Whether or not you believe in the supernatural, it is a verified fact that ghosts exist in Scotland—specifically in the form of long-shuttered structures known as “ghost distilleries” that date from whisky-making days of the past. Although long dormant, many of these distilleries still hold casks of aging spirits, which, when discovered and bottled, can command astronomical prices from collectors.
One of the most coveted of these ghost distilleries is Port Ellen, located on the wave-battered edge of Islay’s Kilnaughton Bay. The island of Islay is mysterious enough; it’s often shrouded in fog, buffeted by wind and rain, and home to numerous legends. But there is nothing mysterious about Port Ellen, which was mothballed in 1983. Now owned by spirits-industry giant Diageo, Port Ellen’s annual “Special Releases” of single malts are eagerly snatched up by whisky aficionados. As an example, in 2017, a limited-edition of 1934 Port Ellen was priced at $3,500 per bottle.
Not nearly as costly, but in its own way just as rare, Johnnie Walker Blue Label ($225) is an ultra-premium re-creation of the original 19th-century Johnnie Walker Blend. Skillfully developed by Dr. Jim Beveridge, Johnnie Walker’s master blender, Johnnie Walker Blue is composed of single malts that are each aged a minimum of 20 years. With his latest offering, Beveridge heightened the “ghostly” apparition of Blue Label by bringing in whiskies from Port Ellen and two other long-dormant distilleries.

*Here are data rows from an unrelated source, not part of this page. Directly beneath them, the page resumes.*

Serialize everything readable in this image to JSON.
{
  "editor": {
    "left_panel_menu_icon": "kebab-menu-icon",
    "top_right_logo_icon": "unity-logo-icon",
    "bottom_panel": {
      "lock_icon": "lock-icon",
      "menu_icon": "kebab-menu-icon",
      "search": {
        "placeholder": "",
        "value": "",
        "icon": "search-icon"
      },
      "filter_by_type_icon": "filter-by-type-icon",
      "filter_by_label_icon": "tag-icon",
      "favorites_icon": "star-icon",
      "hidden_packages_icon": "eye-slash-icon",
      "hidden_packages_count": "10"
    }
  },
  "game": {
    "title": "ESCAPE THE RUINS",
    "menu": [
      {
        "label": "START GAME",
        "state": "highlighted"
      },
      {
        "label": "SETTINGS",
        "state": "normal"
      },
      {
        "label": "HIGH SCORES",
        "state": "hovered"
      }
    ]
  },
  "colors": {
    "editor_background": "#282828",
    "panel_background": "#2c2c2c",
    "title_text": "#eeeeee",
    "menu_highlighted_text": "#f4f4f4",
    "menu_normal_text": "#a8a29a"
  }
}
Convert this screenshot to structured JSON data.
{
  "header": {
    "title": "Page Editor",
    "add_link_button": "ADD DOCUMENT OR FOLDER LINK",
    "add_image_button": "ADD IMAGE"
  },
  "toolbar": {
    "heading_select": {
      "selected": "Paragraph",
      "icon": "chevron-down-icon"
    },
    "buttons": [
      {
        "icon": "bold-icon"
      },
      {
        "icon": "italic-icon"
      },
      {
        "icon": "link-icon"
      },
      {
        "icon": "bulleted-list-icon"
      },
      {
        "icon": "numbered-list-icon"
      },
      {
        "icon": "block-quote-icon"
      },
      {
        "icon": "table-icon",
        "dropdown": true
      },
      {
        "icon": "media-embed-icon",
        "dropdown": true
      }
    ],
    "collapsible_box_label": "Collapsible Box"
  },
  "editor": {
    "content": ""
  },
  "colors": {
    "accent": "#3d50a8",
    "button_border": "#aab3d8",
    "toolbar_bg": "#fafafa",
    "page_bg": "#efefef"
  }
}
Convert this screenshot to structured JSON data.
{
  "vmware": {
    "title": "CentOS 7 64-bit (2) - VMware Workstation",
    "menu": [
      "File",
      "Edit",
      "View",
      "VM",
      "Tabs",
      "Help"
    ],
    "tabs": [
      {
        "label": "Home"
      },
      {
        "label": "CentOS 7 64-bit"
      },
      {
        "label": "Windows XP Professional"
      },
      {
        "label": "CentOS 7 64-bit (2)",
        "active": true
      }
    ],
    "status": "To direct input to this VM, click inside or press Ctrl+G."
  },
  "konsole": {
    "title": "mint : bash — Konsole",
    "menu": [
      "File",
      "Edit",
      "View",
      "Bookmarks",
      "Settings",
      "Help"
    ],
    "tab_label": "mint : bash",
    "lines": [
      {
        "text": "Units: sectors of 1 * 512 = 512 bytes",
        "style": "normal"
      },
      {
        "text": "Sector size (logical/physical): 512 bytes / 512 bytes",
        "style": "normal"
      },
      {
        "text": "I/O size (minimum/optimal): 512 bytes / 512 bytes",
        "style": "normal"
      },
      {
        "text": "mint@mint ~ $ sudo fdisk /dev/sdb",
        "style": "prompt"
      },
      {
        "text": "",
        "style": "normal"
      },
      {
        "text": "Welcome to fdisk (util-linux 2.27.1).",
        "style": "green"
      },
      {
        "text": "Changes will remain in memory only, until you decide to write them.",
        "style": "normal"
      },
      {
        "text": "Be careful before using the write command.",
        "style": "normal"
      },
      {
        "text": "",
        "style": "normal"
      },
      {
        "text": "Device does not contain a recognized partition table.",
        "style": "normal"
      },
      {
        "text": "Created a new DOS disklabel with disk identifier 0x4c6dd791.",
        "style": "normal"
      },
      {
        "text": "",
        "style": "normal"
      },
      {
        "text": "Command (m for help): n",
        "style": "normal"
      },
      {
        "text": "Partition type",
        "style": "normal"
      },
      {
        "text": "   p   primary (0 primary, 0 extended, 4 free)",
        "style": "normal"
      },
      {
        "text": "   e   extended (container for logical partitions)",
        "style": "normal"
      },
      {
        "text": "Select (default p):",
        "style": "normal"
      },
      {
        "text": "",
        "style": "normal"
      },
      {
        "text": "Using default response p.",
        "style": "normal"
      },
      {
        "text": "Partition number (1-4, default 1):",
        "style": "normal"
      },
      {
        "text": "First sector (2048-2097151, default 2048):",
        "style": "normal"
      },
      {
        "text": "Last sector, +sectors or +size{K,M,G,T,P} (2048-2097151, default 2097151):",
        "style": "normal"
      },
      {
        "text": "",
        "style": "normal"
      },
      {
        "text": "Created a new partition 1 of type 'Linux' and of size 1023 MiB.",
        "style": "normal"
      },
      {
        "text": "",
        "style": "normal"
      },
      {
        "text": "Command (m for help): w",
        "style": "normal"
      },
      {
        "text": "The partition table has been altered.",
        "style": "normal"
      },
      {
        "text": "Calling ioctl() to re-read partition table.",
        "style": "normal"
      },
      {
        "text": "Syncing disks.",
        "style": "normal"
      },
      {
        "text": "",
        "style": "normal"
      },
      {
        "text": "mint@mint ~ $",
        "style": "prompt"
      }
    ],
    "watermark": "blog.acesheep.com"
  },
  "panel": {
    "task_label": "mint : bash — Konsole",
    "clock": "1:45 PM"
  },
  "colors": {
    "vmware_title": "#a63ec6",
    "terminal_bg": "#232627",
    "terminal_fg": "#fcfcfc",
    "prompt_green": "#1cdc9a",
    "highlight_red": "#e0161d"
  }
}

“I’m always fascinated by how whiskies from a small number of iconic, closed distilleries have a unique, inimitable character that lend something very special to Johnnie Walker Blue Label,” Beveridge said, “and we’re continually exploring these flavors to craft new experiences in scotch.”
And thus, Johnnie Walker Blue Label Ghost and Rare Port Ellen ($350) has been conjured up. This is the second edition in a series of special releases created by Beveridge and his team of blenders, using eight handpicked whiskies from Scotland, including three irreplaceable “ghost whiskies” and five equally rare single-malt expressions from the vast Johnnie Walker Blue Label reserves.
At the heart of this second edition lies the softly peated whisky from Port Ellen. Two other ghost whiskies, from Caledonian and Carsebridge distilleries, contribute with layers of creamy vanilla sweetness, while single malts from Mortlach, Dailuaine, Cragganmore, Blair Athol, and Oban distilleries bring in rolling waves of citrus, malt, and tropical fruit—all balanced by the maritime smokiness of Port Ellen. When compared to Johnnie Walker Blue Label, the Ghost and Rare Port Ellen version is slightly sweeter yet more vibrant, with green apples and a hint of heather lingering with an unmistakable Islay smokiness in the finish.
Interestingly, thanks to the surging popularity of Scotch whisky, the Port Ellen distillery is slated to be reopened soon–or, rather, built anew—and distilling whisky by 2020. Still, there is nothing that can compare with the nuances of a single malt that is over three decades old and which can be found in Johnnie Walker Blue Label Ghost and Rare Port Ellen. To be sure, this is a ghostly whisky that should be made to materialize . . . in a snifter.